- Credit age: 15%. Length of credit history is important. Avoid closing old accounts unless absolutely necessary.
- Credit mix: 10%. Lenders like to see a mix of different types of credit accounts, such as revolving (credit card) accounts and installment loans like mortgages, car loans, etc.
- New credit: 10%. Be careful when applying for new credit cards or loans. Too many new accounts can damage your scores.
How Can I Improve My Credit Scores?
As we’ve covered, HELOC rates depend heavily on credit scores. It’s important to have high credit scores if you want to qualify for the best HELOC rates.

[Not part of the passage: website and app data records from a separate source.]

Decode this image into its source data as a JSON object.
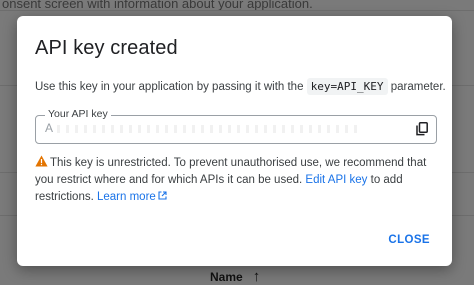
{
  "background": {
    "top_text": "onsent screen with information about your application.",
    "footer_label": "Name",
    "footer_sort_icon": "arrow-up-icon"
  },
  "dialog": {
    "title": "API key created",
    "description_before": "Use this key in your application by passing it with the",
    "description_code": "key=API_KEY",
    "description_after": "parameter.",
    "field_label": "Your API key",
    "field_value_prefix": "A",
    "copy_icon": "copy-icon",
    "warning_icon": "warning-triangle-icon",
    "warning_text": "This key is unrestricted. To prevent unauthorised use, we recommend that you restrict where and for which APIs it can be used.",
    "edit_link": "Edit API key",
    "warning_mid": "to add restrictions.",
    "learn_more": "Learn more",
    "external_icon": "open-in-new-icon",
    "close_label": "CLOSE"
  },
  "colors": {
    "accent": "#1a73e8",
    "warning": "#e37400",
    "overlay": "#7a7a7a"
  }
}
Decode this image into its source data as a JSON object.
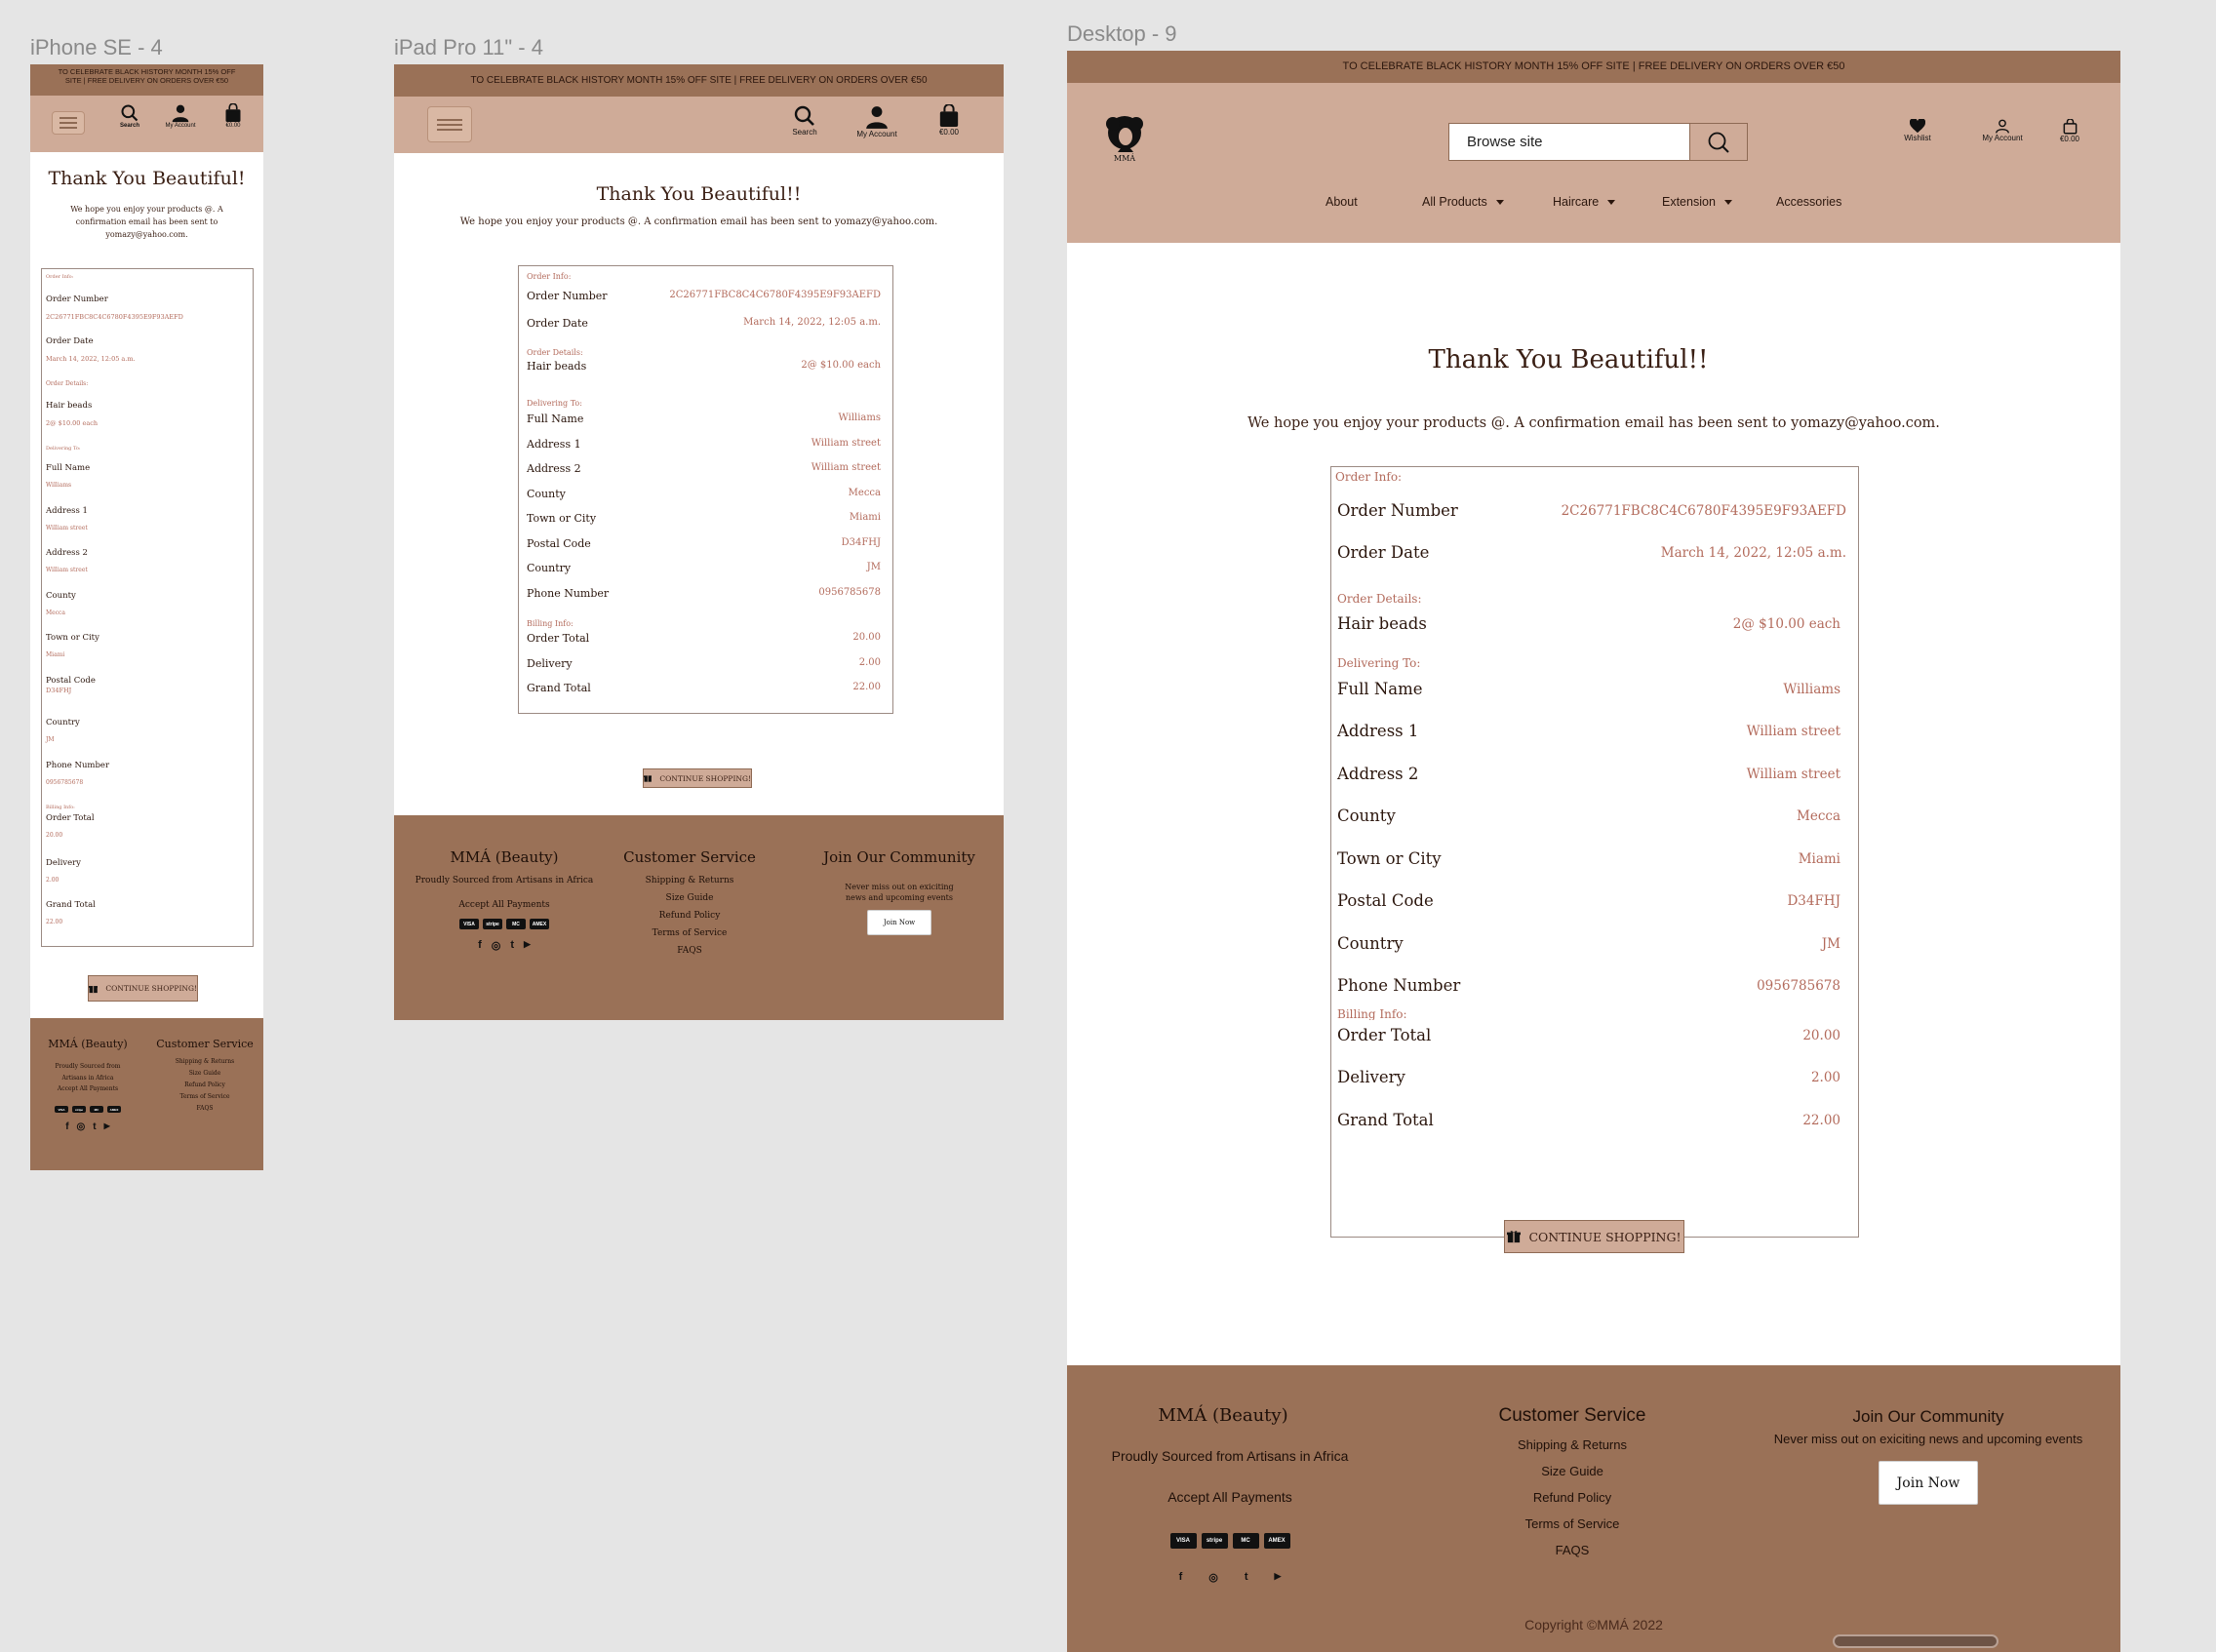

The best way to improve your credit scores is to make your payments on time. As we’ve covered, payment history is the single largest component of the credit score calculation.
It’s also important to avoid overutilizing your revolving credit. High utilization can damage your credit scores even if you make your payments on time. Keep your credit card balances below 30% of the credit limit at all times.
Length of credit history also contributes to good credit scores, but it’s a smaller component of the credit score calculation. If want to close some accounts, we recommend closing your newer accounts first.
Be careful not to open too many new accounts at one time. If you’re shopping aggressively for new loans, it may hurt your credit scores.
Are HELOC rates fixed?
HELOC interest rates are usually variable because HELOCs are structured as revolving credit lines. However, many lenders may offer the option to convert your HELOC to a fixed interest rate at some point in the future.
What are typical HELOC rates now?
HELOC interest rates vary depending qualifications and market conditions. Average HELOC rates are usually within 2-3% of the prime rate.
Is HELOC a good idea now?
A HELOC is always a good idea as long as you’re not overleveraging yourself, you can comfortably handle the payments, and the available funds are used responsibly.